What to do: Your task is to write out all of the records once more, exactly.

(Excerpts from an interface dataset)
※
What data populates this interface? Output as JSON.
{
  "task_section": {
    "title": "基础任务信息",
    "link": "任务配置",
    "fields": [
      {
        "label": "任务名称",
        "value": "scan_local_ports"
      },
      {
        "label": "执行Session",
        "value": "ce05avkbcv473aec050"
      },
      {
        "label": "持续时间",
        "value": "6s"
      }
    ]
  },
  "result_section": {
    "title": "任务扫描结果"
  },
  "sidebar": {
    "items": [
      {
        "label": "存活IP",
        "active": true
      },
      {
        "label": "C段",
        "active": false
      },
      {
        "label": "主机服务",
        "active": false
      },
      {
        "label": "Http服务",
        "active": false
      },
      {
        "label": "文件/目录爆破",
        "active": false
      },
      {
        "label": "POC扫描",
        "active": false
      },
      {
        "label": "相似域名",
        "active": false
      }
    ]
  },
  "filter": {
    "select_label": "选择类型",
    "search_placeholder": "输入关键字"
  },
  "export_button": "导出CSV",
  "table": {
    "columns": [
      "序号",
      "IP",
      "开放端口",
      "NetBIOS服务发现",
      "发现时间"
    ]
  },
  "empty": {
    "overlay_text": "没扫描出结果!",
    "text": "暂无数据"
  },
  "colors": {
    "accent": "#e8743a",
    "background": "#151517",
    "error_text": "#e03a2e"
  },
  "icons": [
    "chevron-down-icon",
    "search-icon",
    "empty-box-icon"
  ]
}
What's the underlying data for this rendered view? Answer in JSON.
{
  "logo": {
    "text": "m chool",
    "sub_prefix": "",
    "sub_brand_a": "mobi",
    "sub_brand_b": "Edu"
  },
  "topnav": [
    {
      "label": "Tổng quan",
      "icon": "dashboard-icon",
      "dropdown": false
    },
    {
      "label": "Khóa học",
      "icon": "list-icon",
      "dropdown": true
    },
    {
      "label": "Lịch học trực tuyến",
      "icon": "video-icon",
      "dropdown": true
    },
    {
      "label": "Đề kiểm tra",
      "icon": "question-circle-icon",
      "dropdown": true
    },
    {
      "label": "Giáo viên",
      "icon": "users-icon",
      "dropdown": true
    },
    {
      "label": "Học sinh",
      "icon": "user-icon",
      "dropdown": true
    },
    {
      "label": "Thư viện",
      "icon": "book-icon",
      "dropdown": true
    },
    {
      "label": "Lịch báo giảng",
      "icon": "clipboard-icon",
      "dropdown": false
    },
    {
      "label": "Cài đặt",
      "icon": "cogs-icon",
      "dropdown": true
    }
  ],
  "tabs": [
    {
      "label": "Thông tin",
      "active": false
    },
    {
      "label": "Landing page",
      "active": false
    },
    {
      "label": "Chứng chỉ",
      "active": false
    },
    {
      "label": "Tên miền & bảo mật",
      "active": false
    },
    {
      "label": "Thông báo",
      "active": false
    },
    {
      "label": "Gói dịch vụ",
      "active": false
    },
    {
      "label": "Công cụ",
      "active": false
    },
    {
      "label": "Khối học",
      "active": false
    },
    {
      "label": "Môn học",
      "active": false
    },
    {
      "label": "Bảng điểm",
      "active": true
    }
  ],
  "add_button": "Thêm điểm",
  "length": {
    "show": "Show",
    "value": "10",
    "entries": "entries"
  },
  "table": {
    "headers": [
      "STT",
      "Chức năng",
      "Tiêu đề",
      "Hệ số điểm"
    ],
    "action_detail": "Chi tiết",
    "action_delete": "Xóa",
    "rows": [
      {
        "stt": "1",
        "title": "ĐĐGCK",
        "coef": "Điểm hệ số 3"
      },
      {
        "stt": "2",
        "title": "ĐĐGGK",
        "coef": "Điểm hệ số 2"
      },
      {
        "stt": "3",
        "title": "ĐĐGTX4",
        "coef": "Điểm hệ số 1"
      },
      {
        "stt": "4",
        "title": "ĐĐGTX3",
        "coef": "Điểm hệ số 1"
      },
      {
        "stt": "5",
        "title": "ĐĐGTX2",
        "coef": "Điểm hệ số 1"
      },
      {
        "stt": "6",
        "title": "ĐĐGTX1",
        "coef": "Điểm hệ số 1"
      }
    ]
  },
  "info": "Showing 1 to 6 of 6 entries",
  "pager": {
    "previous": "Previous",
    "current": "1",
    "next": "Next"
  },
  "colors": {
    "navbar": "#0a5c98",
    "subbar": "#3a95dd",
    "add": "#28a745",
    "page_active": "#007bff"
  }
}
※
Solution to the problem:
What data populates this interface? Output as JSON.
{
  "task_section": {
    "title": "基础任务信息",
    "link": "任务配置",
    "fields": [
      {
        "label": "任务名称",
        "value": "scan_local_ports"
      },
      {
        "label": "执行Session",
        "value": "ce05avkbcv473aec050"
      },
      {
        "label": "持续时间",
        "value": "6s"
      }
    ]
  },
  "result_section": {
    "title": "任务扫描结果"
  },
  "sidebar": {
    "items": [
      {
        "label": "存活IP",
        "active": true
      },
      {
        "label": "C段",
        "active": false
      },
      {
        "label": "主机服务",
        "active": false
      },
      {
        "label": "Http服务",
        "active": false
      },
      {
        "label": "文件/目录爆破",
        "active": false
      },
      {
        "label": "POC扫描",
        "active": false
      },
      {
        "label": "相似域名",
        "active": false
      }
    ]
  },
  "filter": {
    "select_label": "选择类型",
    "search_placeholder": "输入关键字"
  },
  "export_button": "导出CSV",
  "table": {
    "columns": [
      "序号",
      "IP",
      "开放端口",
      "NetBIOS服务发现",
      "发现时间"
    ]
  },
  "empty": {
    "overlay_text": "没扫描出结果!",
    "text": "暂无数据"
  },
  "colors": {
    "accent": "#e8743a",
    "background": "#151517",
    "error_text": "#e03a2e"
  },
  "icons": [
    "chevron-down-icon",
    "search-icon",
    "empty-box-icon"
  ]
}
What's the underlying data for this rendered view? Answer in JSON.
{
  "logo": {
    "text": "m chool",
    "sub_prefix": "",
    "sub_brand_a": "mobi",
    "sub_brand_b": "Edu"
  },
  "topnav": [
    {
      "label": "Tổng quan",
      "icon": "dashboard-icon",
      "dropdown": false
    },
    {
      "label": "Khóa học",
      "icon": "list-icon",
      "dropdown": true
    },
    {
      "label": "Lịch học trực tuyến",
      "icon": "video-icon",
      "dropdown": true
    },
    {
      "label": "Đề kiểm tra",
      "icon": "question-circle-icon",
      "dropdown": true
    },
    {
      "label": "Giáo viên",
      "icon": "users-icon",
      "dropdown": true
    },
    {
      "label": "Học sinh",
      "icon": "user-icon",
      "dropdown": true
    },
    {
      "label": "Thư viện",
      "icon": "book-icon",
      "dropdown": true
    },
    {
      "label": "Lịch báo giảng",
      "icon": "clipboard-icon",
      "dropdown": false
    },
    {
      "label": "Cài đặt",
      "icon": "cogs-icon",
      "dropdown": true
    }
  ],
  "tabs": [
    {
      "label": "Thông tin",
      "active": false
    },
    {
      "label": "Landing page",
      "active": false
    },
    {
      "label": "Chứng chỉ",
      "active": false
    },
    {
      "label": "Tên miền & bảo mật",
      "active": false
    },
    {
      "label": "Thông báo",
      "active": false
    },
    {
      "label": "Gói dịch vụ",
      "active": false
    },
    {
      "label": "Công cụ",
      "active": false
    },
    {
      "label": "Khối học",
      "active": false
    },
    {
      "label": "Môn học",
      "active": false
    },
    {
      "label": "Bảng điểm",
      "active": true
    }
  ],
  "add_button": "Thêm điểm",
  "length": {
    "show": "Show",
    "value": "10",
    "entries": "entries"
  },
  "table": {
    "headers": [
      "STT",
      "Chức năng",
      "Tiêu đề",
      "Hệ số điểm"
    ],
    "action_detail": "Chi tiết",
    "action_delete": "Xóa",
    "rows": [
      {
        "stt": "1",
        "title": "ĐĐGCK",
        "coef": "Điểm hệ số 3"
      },
      {
        "stt": "2",
        "title": "ĐĐGGK",
        "coef": "Điểm hệ số 2"
      },
      {
        "stt": "3",
        "title": "ĐĐGTX4",
        "coef": "Điểm hệ số 1"
      },
      {
        "stt": "4",
        "title": "ĐĐGTX3",
        "coef": "Điểm hệ số 1"
      },
      {
        "stt": "5",
        "title": "ĐĐGTX2",
        "coef": "Điểm hệ số 1"
      },
      {
        "stt": "6",
        "title": "ĐĐGTX1",
        "coef": "Điểm hệ số 1"
      }
    ]
  },
  "info": "Showing 1 to 6 of 6 entries",
  "pager": {
    "previous": "Previous",
    "current": "1",
    "next": "Next"
  },
  "colors": {
    "navbar": "#0a5c98",
    "subbar": "#3a95dd",
    "add": "#28a745",
    "page_active": "#007bff"
  }
}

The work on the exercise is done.